Indicatively, America is very popular among the Bangladeshi people, particularly those who seek to pursue higher studies. The US offers several scholarship and skilled migration schemes for Bengladeshi applicants, including the popular Fulbright award. Immediately after the pandemic, more than 10,500 Bangladeshi students went to the US for education, the highest among the countries where Bangladeshis pursued higher studies.

Issues of Priority

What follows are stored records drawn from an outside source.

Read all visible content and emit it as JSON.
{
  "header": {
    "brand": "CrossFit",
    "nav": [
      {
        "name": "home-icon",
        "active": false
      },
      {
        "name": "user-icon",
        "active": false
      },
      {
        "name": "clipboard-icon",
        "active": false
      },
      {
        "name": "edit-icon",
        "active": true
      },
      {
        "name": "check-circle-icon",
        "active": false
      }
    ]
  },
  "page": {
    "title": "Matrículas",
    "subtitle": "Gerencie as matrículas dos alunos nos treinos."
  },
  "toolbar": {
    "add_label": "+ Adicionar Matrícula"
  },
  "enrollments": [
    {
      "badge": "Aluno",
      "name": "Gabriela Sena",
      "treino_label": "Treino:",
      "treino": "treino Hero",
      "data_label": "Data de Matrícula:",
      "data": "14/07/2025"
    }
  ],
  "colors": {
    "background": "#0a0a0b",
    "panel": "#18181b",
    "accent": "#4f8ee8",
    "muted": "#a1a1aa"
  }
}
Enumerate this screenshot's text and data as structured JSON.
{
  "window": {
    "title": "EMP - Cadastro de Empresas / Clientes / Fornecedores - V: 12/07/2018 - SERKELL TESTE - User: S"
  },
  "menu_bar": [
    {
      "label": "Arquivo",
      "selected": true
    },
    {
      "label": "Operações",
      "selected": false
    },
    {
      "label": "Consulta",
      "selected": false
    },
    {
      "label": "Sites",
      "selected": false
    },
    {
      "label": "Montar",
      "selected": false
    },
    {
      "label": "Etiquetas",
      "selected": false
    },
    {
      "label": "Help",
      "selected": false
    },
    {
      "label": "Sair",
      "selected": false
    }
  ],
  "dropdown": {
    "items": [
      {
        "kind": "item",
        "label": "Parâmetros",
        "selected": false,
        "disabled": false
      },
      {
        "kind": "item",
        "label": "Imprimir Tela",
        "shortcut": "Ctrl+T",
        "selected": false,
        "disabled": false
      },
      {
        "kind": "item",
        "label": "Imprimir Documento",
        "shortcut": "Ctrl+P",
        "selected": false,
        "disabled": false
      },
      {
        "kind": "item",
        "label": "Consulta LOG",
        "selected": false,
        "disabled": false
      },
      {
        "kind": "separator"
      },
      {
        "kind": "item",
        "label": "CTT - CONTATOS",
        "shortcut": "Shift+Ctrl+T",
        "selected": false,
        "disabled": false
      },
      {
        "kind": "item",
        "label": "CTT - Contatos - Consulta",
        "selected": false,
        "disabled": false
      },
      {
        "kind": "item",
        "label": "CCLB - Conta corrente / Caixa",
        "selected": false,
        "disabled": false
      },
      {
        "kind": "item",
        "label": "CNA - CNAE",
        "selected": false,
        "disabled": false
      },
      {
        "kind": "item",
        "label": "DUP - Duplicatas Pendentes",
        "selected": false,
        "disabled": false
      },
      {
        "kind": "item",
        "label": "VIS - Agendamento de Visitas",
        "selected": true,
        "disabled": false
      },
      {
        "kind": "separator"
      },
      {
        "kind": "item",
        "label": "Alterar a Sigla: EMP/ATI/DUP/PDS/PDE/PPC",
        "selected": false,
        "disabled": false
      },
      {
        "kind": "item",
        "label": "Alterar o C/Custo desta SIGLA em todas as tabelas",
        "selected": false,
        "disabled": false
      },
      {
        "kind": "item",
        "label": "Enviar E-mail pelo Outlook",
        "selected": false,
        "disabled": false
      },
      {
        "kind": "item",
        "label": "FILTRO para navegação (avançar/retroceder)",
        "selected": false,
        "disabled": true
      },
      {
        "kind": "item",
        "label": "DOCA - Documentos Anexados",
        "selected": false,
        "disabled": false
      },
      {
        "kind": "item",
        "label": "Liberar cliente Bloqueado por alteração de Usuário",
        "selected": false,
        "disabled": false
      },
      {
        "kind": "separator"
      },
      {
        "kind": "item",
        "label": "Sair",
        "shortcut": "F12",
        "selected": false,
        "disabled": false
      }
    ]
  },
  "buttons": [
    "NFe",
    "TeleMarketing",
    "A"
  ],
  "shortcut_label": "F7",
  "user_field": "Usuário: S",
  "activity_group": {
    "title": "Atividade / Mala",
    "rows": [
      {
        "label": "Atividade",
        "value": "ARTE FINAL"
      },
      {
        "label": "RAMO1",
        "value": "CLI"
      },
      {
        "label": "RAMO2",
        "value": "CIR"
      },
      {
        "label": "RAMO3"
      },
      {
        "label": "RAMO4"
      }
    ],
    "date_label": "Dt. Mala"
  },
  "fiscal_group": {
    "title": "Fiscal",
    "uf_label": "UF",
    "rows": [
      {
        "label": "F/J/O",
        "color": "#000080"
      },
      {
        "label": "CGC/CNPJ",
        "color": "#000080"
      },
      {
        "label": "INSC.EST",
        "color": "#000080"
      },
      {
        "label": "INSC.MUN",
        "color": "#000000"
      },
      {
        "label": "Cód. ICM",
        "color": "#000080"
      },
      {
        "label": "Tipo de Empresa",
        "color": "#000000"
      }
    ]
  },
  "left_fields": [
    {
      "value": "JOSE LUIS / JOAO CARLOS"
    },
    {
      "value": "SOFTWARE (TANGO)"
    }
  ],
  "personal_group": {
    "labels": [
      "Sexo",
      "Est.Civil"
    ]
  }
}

In Washington, authorities want Bangladesh to align itself more with US principles on human rights and democracy. For leaders in Bangladesh, the balancing act between seeking friendship while not giving into demands has been difficult. The sanctions against the RAB and its seven officials also came as a part of US human rights policy, and many see such efforts as a coercive method to have Dhaka join a US-led bloc against China. The US also wants to sign two defence agreements with Bangladesh, namely the General Security of Military Information Agreement (GSOMIA) and the Acquisition Cross-Servicing Agreement, in its search to strengthen security in the Indo-Pacific region. Washington also wants Bangladesh to join in its Indo-Pacific Strategy (IPS), which many see as aimed at countering China. This is difficult for leaders who want to balance economic interests with both China and the US. So far, Dhaka has not rejected these proposals, and it is currently “studying” the IPS.

Leaders in Bangladesh are keen to focus on US investment and bilateral trade. The suspended Generalised Scheme of Preferences (GSP) is also on Bangladesh’s agenda. The GSP is an arrangement under which Bangladesh enjoys duty-free access to the US market. This arrangement ceased in 2013, though leaders in Dhaka are hopeful that it might begin again for them.

Future Prospects

As Bangladesh is a tiger economy with a good investment environment, there are strong prospects that bilateral trade and investment will increase in coming years. Bangladesh has identified information communications technology as its “thrust” sector and wants US investment to help it evolve. This will no doubt diversify US investment in Bangladesh. Moreover, Bangladesh has accepted the draft of GSOMIA, meaning potential new sources for defense procurement from the US, benefitting  Bangladesh’s Forces Goal-2030.

In summation, the individual sanctions have been limited, suggesting that recent disputes are short-term and not impactful. Beyond the disputes, both countries have mutual interests that are likely to increase in political and economic alignment. Diplomatic engagement and the deepening of relations can be helpful in this context. The reciprocal diplomatic visits over the last two years have been fruitful and have helped to  transform the relationship. This should continue.

Shafiqul Elahi is a retired government official in Bangladesh, currently pursuing a career in academia. His first book, Institutional Development and Bangladesh, is forthcoming. Elahi often contributes to news and analysis portals including Modern Diplomacy, The Geopolitics, Newage, Daily Sun, Daily Observer, and Bangladesh Post.

This article is published under a Creative Commons Licence and may be republished with attribution.